### Aim of the task
How many lines in this data contain the string "image"? Reply with the number only.

### Records supplied
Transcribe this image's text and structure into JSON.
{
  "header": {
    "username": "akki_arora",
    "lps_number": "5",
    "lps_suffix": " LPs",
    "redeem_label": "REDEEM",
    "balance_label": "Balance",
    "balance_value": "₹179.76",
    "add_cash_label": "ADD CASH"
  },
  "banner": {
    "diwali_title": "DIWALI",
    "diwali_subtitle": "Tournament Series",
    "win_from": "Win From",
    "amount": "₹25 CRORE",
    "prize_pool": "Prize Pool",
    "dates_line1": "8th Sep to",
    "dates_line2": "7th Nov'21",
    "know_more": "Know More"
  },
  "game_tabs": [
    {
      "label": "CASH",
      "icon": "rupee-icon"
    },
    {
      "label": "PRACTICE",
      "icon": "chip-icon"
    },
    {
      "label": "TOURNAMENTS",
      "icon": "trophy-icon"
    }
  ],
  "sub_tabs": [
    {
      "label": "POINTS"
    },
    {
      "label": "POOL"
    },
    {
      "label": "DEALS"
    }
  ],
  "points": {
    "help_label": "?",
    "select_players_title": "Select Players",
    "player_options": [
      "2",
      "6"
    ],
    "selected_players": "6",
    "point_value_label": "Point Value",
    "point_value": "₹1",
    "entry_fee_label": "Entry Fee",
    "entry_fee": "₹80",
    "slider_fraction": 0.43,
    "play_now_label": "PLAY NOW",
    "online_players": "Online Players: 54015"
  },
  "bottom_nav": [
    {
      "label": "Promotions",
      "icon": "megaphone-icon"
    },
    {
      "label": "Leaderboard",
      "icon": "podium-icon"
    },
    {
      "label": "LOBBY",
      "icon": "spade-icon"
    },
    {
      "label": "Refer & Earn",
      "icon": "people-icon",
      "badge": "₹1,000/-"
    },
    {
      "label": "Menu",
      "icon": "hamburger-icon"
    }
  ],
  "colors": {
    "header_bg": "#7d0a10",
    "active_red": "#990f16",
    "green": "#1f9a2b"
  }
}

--

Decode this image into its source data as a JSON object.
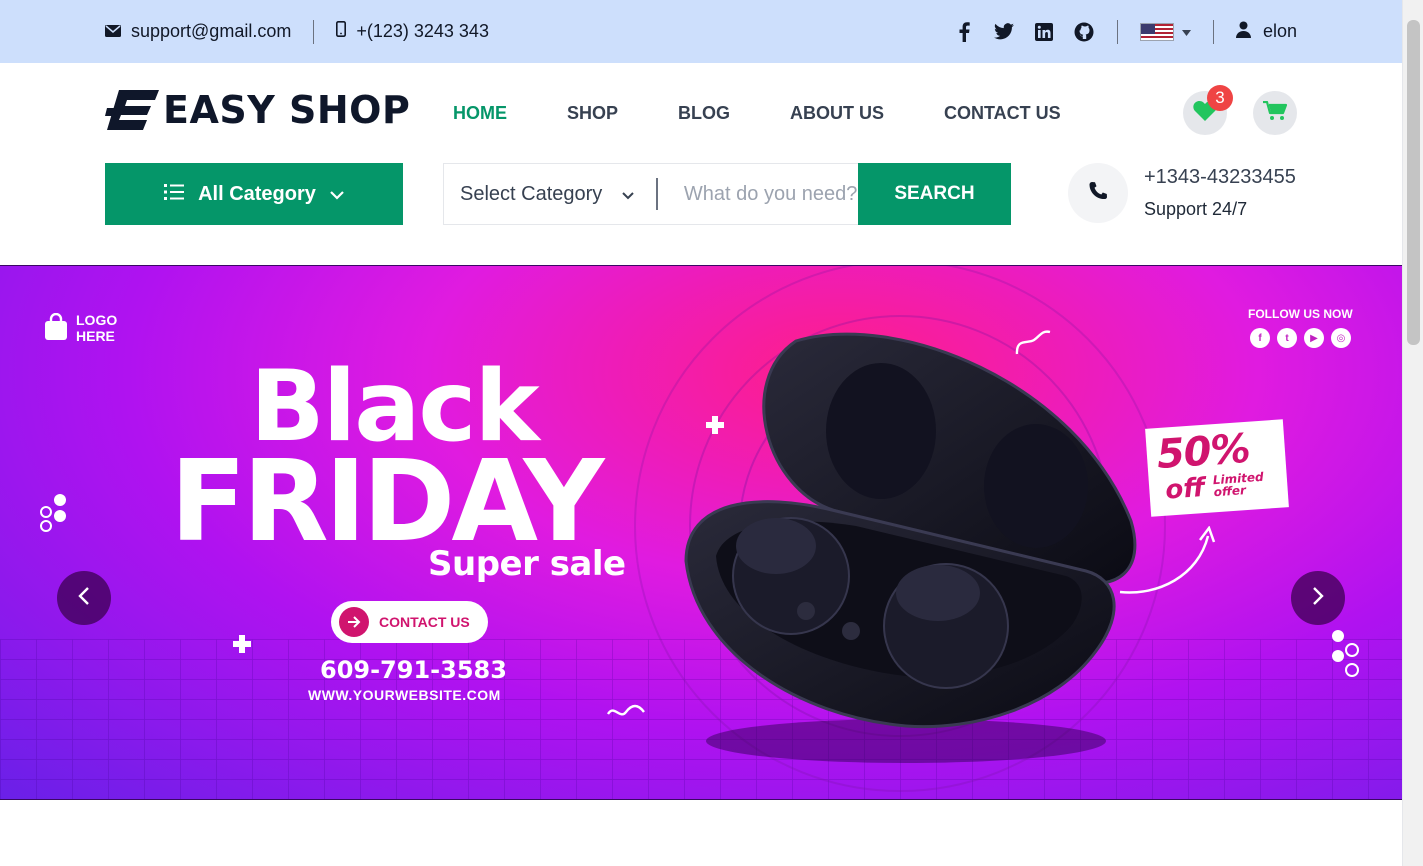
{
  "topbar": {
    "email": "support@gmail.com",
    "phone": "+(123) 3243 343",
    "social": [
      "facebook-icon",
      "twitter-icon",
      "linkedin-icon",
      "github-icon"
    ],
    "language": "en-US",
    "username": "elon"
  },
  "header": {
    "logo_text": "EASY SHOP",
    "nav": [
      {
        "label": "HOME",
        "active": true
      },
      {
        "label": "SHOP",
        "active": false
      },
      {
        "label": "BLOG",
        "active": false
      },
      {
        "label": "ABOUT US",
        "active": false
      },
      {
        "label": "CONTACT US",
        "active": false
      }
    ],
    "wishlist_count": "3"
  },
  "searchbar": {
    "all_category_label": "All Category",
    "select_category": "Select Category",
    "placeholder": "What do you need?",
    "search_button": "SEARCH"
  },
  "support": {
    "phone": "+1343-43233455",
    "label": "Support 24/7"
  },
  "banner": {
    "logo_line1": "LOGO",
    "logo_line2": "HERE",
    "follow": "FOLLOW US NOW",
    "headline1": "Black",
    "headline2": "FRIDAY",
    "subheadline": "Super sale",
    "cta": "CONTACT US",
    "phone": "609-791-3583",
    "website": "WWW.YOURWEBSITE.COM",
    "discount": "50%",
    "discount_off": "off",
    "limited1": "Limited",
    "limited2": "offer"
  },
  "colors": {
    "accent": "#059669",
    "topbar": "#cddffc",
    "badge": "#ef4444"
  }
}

### Expected output
2